The Central Depression

The peripheral lip encloses a central depression (or inner cup). The diameter of this depression may vary from 2 m on the smaller nearshore reefs to as much as 15 m offshore. Merging and coalescing of cup reefs may expand the diameter of the central depression to 30 m or more. On nearshore reefs, the central depression is often only one or two feet lower than the lips, but may be as much as 2.5m lower. On the nearshore reefs, there is a distinct break between the lip and the inner depression, while on offshore reefs, lips slope towards the center of the cup without any distinct break. A limited number of encrusting organisms inhabit the central depression, although the environment is extremely vigorous and unlikely to become stagnant even at low tide when the pools are slightly above (<30 cm) mean sea level.
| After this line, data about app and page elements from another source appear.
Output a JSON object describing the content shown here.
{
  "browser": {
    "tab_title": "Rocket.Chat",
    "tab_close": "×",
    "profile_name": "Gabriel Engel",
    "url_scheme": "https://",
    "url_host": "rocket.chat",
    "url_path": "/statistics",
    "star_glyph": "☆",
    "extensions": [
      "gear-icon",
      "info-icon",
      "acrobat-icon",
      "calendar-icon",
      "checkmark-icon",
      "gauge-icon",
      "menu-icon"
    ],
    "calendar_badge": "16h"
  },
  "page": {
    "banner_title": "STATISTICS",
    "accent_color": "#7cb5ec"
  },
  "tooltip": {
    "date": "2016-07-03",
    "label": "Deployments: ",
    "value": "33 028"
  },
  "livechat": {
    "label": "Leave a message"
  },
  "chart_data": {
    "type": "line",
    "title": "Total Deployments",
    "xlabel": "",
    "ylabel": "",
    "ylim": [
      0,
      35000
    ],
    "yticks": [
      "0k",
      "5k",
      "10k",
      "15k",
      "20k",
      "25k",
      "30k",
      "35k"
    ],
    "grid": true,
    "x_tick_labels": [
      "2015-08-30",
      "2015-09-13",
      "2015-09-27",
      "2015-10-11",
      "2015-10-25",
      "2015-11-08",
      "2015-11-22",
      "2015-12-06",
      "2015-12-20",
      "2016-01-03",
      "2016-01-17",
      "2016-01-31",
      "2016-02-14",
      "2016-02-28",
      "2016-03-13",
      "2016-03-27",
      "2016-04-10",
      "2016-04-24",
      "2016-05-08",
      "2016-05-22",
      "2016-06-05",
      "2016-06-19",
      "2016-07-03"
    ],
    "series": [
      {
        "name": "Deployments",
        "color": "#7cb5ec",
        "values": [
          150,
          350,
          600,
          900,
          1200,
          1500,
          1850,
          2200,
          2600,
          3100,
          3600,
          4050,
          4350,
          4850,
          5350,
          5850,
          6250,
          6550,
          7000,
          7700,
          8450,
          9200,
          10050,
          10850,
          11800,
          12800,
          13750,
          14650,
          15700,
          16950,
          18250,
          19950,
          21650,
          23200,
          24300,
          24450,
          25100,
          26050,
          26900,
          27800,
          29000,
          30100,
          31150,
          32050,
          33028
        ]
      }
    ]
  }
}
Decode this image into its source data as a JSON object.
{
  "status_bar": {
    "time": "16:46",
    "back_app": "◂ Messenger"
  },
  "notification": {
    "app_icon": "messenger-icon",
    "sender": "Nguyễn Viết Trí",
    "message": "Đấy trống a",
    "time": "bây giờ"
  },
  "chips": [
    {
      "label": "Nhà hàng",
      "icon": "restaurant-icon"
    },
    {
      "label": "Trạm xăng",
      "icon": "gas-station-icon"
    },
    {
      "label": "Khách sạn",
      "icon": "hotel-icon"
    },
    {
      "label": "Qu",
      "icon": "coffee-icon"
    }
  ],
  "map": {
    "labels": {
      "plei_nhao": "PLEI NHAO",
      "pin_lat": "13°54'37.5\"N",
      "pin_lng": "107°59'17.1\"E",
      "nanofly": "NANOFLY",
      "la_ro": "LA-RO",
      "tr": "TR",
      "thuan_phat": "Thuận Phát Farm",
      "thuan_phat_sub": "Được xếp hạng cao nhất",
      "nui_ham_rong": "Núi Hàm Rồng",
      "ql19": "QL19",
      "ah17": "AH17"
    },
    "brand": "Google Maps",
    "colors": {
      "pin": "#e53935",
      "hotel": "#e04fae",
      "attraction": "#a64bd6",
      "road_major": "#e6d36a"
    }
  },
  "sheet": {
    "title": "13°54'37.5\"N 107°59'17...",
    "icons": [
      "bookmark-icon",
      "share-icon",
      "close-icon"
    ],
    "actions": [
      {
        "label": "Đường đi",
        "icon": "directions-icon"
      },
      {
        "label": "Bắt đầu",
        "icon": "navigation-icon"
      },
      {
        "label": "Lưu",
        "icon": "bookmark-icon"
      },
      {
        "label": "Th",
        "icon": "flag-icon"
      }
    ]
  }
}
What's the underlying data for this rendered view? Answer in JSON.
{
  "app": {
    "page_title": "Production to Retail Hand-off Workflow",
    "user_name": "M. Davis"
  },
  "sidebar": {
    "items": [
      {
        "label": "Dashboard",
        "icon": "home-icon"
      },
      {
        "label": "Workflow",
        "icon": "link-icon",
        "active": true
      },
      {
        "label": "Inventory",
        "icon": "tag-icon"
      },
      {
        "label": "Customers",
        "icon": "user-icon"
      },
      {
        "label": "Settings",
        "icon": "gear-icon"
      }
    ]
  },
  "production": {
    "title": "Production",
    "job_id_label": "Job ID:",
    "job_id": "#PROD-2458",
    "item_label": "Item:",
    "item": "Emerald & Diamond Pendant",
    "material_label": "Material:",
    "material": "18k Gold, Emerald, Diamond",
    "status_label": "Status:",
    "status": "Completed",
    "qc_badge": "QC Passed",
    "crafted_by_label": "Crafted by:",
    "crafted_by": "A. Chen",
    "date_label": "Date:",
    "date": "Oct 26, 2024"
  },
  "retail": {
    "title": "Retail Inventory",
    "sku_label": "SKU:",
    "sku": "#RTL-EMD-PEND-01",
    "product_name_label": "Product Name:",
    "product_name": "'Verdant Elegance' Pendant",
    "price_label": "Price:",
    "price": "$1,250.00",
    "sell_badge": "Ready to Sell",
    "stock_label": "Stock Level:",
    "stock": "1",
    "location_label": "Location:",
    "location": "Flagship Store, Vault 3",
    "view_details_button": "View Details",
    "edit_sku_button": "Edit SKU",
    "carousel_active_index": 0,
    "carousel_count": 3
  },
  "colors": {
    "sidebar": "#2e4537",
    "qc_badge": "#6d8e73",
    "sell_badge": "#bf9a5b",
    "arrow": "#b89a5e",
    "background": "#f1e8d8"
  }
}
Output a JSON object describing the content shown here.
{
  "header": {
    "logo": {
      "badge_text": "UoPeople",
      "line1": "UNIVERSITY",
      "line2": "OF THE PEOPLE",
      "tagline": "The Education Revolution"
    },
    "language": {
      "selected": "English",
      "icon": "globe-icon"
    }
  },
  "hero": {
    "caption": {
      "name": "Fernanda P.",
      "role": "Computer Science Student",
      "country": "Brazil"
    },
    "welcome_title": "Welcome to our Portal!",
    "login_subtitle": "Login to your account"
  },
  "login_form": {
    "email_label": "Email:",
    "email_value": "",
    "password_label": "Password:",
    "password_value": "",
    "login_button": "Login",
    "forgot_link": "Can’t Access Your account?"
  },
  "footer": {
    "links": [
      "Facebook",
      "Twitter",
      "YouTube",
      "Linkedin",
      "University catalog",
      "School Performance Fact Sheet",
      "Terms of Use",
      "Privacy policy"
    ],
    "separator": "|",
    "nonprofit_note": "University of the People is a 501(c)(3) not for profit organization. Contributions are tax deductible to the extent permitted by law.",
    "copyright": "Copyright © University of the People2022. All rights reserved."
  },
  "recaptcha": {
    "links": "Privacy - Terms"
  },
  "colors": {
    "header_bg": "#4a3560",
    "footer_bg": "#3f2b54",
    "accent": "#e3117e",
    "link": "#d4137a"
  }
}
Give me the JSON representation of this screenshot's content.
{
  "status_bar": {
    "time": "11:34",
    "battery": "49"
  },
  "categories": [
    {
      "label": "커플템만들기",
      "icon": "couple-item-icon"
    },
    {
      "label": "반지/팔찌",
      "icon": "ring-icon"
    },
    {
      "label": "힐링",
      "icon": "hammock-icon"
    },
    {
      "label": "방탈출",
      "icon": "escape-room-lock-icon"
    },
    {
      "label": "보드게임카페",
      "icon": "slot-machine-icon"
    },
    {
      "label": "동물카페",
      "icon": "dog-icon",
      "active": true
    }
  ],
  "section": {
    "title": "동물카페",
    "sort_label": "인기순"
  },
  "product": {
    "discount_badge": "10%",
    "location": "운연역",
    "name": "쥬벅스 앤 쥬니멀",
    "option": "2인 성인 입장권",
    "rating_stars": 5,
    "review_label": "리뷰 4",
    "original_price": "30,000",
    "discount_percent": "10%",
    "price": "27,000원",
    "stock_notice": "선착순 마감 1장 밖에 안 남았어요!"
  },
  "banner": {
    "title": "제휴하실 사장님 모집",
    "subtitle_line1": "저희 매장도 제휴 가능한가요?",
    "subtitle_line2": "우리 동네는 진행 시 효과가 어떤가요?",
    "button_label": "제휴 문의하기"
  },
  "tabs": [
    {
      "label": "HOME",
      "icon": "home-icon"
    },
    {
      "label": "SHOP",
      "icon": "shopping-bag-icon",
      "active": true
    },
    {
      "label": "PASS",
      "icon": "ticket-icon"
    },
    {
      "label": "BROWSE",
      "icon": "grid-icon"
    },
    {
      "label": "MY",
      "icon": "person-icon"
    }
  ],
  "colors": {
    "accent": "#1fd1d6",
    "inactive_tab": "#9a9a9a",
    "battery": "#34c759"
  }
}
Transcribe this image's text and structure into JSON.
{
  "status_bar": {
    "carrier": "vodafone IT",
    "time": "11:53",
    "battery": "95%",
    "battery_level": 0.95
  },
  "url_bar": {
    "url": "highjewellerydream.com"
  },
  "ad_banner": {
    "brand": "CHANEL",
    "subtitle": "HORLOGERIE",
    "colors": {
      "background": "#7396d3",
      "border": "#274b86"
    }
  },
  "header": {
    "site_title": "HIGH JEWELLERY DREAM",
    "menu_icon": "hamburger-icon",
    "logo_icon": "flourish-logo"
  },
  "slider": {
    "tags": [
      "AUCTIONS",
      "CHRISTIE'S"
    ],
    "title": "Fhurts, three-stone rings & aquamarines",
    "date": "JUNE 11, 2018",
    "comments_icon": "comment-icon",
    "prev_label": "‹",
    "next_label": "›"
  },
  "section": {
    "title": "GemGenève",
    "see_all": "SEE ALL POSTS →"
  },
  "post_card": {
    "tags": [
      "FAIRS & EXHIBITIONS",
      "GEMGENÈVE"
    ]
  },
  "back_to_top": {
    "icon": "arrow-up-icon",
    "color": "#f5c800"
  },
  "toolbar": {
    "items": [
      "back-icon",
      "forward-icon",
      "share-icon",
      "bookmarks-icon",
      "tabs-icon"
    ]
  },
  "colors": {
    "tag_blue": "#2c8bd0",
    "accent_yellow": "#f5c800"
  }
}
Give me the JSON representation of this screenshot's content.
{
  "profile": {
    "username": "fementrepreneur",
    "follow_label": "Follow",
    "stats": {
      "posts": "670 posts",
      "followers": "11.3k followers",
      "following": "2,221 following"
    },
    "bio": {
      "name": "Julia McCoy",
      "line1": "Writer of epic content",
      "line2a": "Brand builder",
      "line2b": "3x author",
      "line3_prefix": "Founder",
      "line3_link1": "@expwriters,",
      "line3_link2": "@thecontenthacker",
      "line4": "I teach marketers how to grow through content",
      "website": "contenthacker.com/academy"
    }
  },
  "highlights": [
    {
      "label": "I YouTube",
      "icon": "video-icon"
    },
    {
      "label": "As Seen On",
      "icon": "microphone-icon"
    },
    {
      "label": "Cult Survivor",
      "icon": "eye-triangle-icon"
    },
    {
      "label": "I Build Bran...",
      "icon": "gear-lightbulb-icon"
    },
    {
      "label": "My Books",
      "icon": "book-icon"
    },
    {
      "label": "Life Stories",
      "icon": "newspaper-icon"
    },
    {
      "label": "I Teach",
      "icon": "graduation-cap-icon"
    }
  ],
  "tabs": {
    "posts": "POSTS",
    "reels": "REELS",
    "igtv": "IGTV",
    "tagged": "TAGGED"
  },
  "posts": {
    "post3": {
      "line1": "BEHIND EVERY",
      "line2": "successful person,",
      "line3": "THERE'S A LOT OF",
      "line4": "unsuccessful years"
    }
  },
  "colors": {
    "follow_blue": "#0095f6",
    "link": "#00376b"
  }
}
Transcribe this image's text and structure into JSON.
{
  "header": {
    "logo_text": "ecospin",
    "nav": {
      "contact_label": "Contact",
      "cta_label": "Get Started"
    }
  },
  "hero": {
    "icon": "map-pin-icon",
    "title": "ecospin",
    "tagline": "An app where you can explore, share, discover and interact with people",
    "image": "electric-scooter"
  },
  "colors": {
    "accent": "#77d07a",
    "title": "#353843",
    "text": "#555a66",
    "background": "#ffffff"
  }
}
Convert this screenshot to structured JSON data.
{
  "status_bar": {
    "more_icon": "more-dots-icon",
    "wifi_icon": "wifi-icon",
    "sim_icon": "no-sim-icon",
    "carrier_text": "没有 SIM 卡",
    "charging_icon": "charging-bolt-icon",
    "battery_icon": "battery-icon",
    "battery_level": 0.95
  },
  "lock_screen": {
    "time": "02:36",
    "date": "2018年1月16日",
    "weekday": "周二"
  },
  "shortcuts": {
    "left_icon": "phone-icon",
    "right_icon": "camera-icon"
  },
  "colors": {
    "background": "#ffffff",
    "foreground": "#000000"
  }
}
In the central depression of the nearshore cup reefs, red coralline algae, foraminifera and bryozoan are common, whereas on the offshore structures a wider variety of organisms is present. Coralline algae, anthozoans, and hydrozoans are commonly observed. Skeletons of coral give the central depression of the offshore reefs a much more irregular topography with higher relief than the more nearshore cup reefs.